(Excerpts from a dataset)
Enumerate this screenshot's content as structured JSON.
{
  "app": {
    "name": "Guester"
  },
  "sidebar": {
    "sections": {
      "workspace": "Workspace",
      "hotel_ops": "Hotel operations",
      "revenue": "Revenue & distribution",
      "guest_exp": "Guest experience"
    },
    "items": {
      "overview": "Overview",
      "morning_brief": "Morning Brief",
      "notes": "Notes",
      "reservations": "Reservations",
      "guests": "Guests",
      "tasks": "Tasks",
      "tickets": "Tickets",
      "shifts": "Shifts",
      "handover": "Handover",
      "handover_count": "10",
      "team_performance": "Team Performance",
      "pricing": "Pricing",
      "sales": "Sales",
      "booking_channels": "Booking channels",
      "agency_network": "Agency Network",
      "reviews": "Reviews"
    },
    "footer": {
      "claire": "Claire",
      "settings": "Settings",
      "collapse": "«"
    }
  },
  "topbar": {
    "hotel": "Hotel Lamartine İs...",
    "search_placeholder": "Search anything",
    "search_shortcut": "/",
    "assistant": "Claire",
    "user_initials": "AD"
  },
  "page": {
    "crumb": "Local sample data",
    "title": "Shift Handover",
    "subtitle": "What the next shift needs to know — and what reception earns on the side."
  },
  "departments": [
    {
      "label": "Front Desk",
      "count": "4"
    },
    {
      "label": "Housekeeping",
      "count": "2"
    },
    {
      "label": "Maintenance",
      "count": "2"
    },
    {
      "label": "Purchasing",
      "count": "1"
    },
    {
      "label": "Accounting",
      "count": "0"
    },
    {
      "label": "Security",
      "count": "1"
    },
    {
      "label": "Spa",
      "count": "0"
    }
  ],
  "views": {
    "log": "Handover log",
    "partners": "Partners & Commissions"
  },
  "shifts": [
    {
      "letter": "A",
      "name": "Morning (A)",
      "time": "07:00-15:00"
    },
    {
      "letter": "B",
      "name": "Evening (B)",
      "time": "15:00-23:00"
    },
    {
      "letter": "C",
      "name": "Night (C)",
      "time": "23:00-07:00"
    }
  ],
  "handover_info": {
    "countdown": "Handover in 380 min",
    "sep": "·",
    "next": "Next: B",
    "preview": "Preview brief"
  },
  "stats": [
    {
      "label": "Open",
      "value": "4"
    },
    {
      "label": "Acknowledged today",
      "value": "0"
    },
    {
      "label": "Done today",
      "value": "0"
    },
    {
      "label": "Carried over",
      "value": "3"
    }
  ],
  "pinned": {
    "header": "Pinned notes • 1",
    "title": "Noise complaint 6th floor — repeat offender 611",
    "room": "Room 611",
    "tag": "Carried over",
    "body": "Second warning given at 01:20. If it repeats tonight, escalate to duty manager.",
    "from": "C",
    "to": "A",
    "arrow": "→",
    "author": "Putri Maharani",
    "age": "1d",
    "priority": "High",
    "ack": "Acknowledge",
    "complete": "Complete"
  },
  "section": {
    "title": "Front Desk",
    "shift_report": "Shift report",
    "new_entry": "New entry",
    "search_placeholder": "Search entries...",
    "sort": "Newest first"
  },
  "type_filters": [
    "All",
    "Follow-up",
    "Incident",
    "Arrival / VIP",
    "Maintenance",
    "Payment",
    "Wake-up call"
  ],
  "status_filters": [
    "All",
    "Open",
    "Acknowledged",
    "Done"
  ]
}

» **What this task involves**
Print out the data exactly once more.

» **Written answer**
Enumerate this screenshot's content as structured JSON.
{
  "app": {
    "name": "Guester"
  },
  "sidebar": {
    "sections": {
      "workspace": "Workspace",
      "hotel_ops": "Hotel operations",
      "revenue": "Revenue & distribution",
      "guest_exp": "Guest experience"
    },
    "items": {
      "overview": "Overview",
      "morning_brief": "Morning Brief",
      "notes": "Notes",
      "reservations": "Reservations",
      "guests": "Guests",
      "tasks": "Tasks",
      "tickets": "Tickets",
      "shifts": "Shifts",
      "handover": "Handover",
      "handover_count": "10",
      "team_performance": "Team Performance",
      "pricing": "Pricing",
      "sales": "Sales",
      "booking_channels": "Booking channels",
      "agency_network": "Agency Network",
      "reviews": "Reviews"
    },
    "footer": {
      "claire": "Claire",
      "settings": "Settings",
      "collapse": "«"
    }
  },
  "topbar": {
    "hotel": "Hotel Lamartine İs...",
    "search_placeholder": "Search anything",
    "search_shortcut": "/",
    "assistant": "Claire",
    "user_initials": "AD"
  },
  "page": {
    "crumb": "Local sample data",
    "title": "Shift Handover",
    "subtitle": "What the next shift needs to know — and what reception earns on the side."
  },
  "departments": [
    {
      "label": "Front Desk",
      "count": "4"
    },
    {
      "label": "Housekeeping",
      "count": "2"
    },
    {
      "label": "Maintenance",
      "count": "2"
    },
    {
      "label": "Purchasing",
      "count": "1"
    },
    {
      "label": "Accounting",
      "count": "0"
    },
    {
      "label": "Security",
      "count": "1"
    },
    {
      "label": "Spa",
      "count": "0"
    }
  ],
  "views": {
    "log": "Handover log",
    "partners": "Partners & Commissions"
  },
  "shifts": [
    {
      "letter": "A",
      "name": "Morning (A)",
      "time": "07:00-15:00"
    },
    {
      "letter": "B",
      "name": "Evening (B)",
      "time": "15:00-23:00"
    },
    {
      "letter": "C",
      "name": "Night (C)",
      "time": "23:00-07:00"
    }
  ],
  "handover_info": {
    "countdown": "Handover in 380 min",
    "sep": "·",
    "next": "Next: B",
    "preview": "Preview brief"
  },
  "stats": [
    {
      "label": "Open",
      "value": "4"
    },
    {
      "label": "Acknowledged today",
      "value": "0"
    },
    {
      "label": "Done today",
      "value": "0"
    },
    {
      "label": "Carried over",
      "value": "3"
    }
  ],
  "pinned": {
    "header": "Pinned notes • 1",
    "title": "Noise complaint 6th floor — repeat offender 611",
    "room": "Room 611",
    "tag": "Carried over",
    "body": "Second warning given at 01:20. If it repeats tonight, escalate to duty manager.",
    "from": "C",
    "to": "A",
    "arrow": "→",
    "author": "Putri Maharani",
    "age": "1d",
    "priority": "High",
    "ack": "Acknowledge",
    "complete": "Complete"
  },
  "section": {
    "title": "Front Desk",
    "shift_report": "Shift report",
    "new_entry": "New entry",
    "search_placeholder": "Search entries...",
    "sort": "Newest first"
  },
  "type_filters": [
    "All",
    "Follow-up",
    "Incident",
    "Arrival / VIP",
    "Maintenance",
    "Payment",
    "Wake-up call"
  ],
  "status_filters": [
    "All",
    "Open",
    "Acknowledged",
    "Done"
  ]
}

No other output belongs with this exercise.